"I'm the oldest of four girls."

"Yes, that means I don't have any brothers."

It's amazing how many times over the past two decades I've needed to repeat that statement. And most of the time the next line I heard went something like, "Oh, too bad for your dad."

"Oh, no, he's okay with not having any boys. We've asked."

And, truly, we had. After years of seeing the sympathetic way people seemed to look at my dad - like being a dairy farmer and having only daughters was a professional handicap, like a family isn't complete unless you have a son - us girls, as my sisters and I called ourselves, asked Dad one time if he was disappointed that he didn't have a son.

He said he wasn't. He said he might have been, if us girls had been born in a time when activities and opportunities for young people were determined by the type of undergarments they wore, instead of their qualifications.
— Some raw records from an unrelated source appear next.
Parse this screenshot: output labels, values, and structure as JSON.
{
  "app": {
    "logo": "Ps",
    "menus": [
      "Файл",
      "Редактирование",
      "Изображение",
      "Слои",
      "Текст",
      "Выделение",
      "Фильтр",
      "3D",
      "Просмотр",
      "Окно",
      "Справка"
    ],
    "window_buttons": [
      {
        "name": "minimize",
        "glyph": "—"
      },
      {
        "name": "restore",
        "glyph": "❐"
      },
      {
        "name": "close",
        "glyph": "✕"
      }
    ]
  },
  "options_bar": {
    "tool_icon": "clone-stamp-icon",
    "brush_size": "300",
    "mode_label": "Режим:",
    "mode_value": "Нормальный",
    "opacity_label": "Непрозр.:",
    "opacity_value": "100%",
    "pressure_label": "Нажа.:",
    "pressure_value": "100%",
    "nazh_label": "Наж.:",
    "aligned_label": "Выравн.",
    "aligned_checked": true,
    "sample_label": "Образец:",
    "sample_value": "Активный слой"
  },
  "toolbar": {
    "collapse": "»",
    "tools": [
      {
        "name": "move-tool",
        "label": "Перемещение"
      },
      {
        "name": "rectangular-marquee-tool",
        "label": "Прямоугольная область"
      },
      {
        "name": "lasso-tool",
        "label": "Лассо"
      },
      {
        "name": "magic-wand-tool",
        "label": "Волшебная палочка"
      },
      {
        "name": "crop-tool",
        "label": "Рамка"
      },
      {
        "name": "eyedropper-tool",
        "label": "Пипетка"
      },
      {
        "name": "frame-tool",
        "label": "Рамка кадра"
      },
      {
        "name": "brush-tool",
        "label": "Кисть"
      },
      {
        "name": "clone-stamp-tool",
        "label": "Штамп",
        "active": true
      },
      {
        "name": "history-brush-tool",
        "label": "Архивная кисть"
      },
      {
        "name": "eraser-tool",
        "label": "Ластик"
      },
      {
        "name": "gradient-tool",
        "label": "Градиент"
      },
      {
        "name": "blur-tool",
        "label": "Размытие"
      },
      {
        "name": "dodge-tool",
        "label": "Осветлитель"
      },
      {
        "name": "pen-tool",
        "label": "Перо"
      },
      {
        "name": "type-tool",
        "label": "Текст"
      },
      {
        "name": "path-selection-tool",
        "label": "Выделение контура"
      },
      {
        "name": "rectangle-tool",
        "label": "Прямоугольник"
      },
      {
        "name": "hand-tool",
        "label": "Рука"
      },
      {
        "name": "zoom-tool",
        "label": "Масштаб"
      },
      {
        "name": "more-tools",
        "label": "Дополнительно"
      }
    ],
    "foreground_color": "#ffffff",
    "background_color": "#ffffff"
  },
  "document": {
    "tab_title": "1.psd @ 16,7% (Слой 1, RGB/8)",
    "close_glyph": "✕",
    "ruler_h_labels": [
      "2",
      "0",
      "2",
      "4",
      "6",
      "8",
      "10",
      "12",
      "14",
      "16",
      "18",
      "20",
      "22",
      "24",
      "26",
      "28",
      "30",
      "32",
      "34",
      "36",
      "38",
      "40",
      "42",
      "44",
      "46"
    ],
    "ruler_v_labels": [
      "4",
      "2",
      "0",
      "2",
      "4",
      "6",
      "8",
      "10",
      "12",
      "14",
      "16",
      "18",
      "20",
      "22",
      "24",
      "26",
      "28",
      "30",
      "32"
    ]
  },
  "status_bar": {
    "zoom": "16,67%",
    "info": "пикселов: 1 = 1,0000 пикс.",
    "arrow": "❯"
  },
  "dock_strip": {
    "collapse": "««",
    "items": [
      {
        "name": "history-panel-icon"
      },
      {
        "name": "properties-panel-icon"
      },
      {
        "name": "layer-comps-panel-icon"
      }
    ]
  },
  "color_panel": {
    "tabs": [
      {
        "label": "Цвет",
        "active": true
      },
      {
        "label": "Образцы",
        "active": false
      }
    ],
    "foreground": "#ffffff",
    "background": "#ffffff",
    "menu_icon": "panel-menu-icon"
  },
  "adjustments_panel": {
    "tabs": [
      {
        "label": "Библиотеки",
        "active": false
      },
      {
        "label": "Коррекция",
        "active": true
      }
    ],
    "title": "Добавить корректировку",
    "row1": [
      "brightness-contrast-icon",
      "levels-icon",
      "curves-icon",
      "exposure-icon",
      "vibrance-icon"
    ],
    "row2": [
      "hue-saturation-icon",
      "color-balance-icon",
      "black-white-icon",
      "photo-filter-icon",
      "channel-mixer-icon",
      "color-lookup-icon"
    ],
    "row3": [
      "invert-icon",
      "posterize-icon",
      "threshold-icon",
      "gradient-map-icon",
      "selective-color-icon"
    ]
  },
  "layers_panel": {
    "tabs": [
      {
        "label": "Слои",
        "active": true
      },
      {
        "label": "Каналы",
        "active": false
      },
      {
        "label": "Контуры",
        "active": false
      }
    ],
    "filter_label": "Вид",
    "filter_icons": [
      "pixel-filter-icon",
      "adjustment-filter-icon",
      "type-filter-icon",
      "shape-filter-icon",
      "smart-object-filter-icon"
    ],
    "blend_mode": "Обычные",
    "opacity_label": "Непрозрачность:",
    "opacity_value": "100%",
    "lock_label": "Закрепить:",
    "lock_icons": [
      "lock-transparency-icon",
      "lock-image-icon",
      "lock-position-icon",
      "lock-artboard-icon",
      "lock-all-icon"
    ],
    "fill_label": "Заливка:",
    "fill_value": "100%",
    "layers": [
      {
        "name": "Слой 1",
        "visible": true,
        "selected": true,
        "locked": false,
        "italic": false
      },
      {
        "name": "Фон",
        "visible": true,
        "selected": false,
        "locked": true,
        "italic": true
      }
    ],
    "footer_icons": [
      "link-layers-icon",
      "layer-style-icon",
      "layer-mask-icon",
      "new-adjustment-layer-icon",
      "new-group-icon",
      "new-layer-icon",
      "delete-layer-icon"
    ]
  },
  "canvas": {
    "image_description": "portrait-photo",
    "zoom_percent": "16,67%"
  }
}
I don't believe he said that just to placate.

Then, as our responsibilities on the farm grew, we added, "We are his boys," to those conversations. And, in some ways, we were.

We may not have inherited the tinkering sense my father inherited from his father, but we could turn wrenches, drive tractors and milk cows as well as any of the boys we knew.

The best part of growing up on a daughters-only dairy farm, though, was the quality time we spent with Dad and the lessons we learned. I still hear his one-liners in my head when I'm out working on a project, negotiating with my son, or picking up groceries.

We'd be out making fence - and, man, did it seem like we made a lot of fence - or pounding rivets in sickle sections, and Dad would tell us, "Hit it like you've got a pair." It was more permission to really give it a whack than instruction to hit it harder, and the only reference he ever made to us not being boys.

"Don't force it," was even more valuable advice, and, as I've learned through parenting and farming myself, applies to far more than ratchet wrenches and stubborn nuts.

"Always pick up ketchup and toilet paper," was another one of Dad's axioms. He did his share of the grocery shopping for our family of six and came home with ketchup and toilet paper every time, regardless of how much we already had on hand. He said those were the two staples we could never be without. Ketchup, because just about anything that came out of the kitchen could be made edible with a little sauce, and, toilet paper, because, well, there's really no explanation needed for that one.

My favorite line to hear was, "Make it so, Number One." I was always dreaming up ways to do things better on the farm and suggesting them to Dad. Nine times out of ten, this was his response. (Most of my ideas were relatively harmless.) He never criticized or belittled the idea. The authorization made me feel like my opinion mattered, like I was part of the management team on our farm. It was a huge boost to my self-confidence. What I also learned when Dad said, "Go ahead," though, was that not every idea is as easy to execute in reality as it is in the mind.

But the most important thing us girls heard growing up - more so than any of Dad's one-liners - was, "I love you." I'm not sure he heard it very much growing up, because the closest thing I ever heard my grandpa say, just once, was, "Yeah, me, too." We all knew Grandpa loved us, but it was never said. Maybe that's why Dad made it the closing line of all our conversations and the last thing we heard before going to bed every night.

Now when people start to look sympathetic and begin to mutter something about how unfortunate it must be for my dad to not have a son, I respond with, "Hey, now, whaddya mean?"

It doesn't take a son (or daughter, for that matter) to make a family complete. All it takes is the greatest one-liner of all time: "I love you."

Happy belated Father's Day to all you dads out there. Remember to tell your children you love them.

Sadie and her husband, Glen, milk 50 cows near Melrose, Minnesota with help from their two-year-old son, Dan and their newborn daughter, Monika. When she's not parenting and farming, she's writing for the Dairy Star. She can be reached at gsfrericks@meltel.net.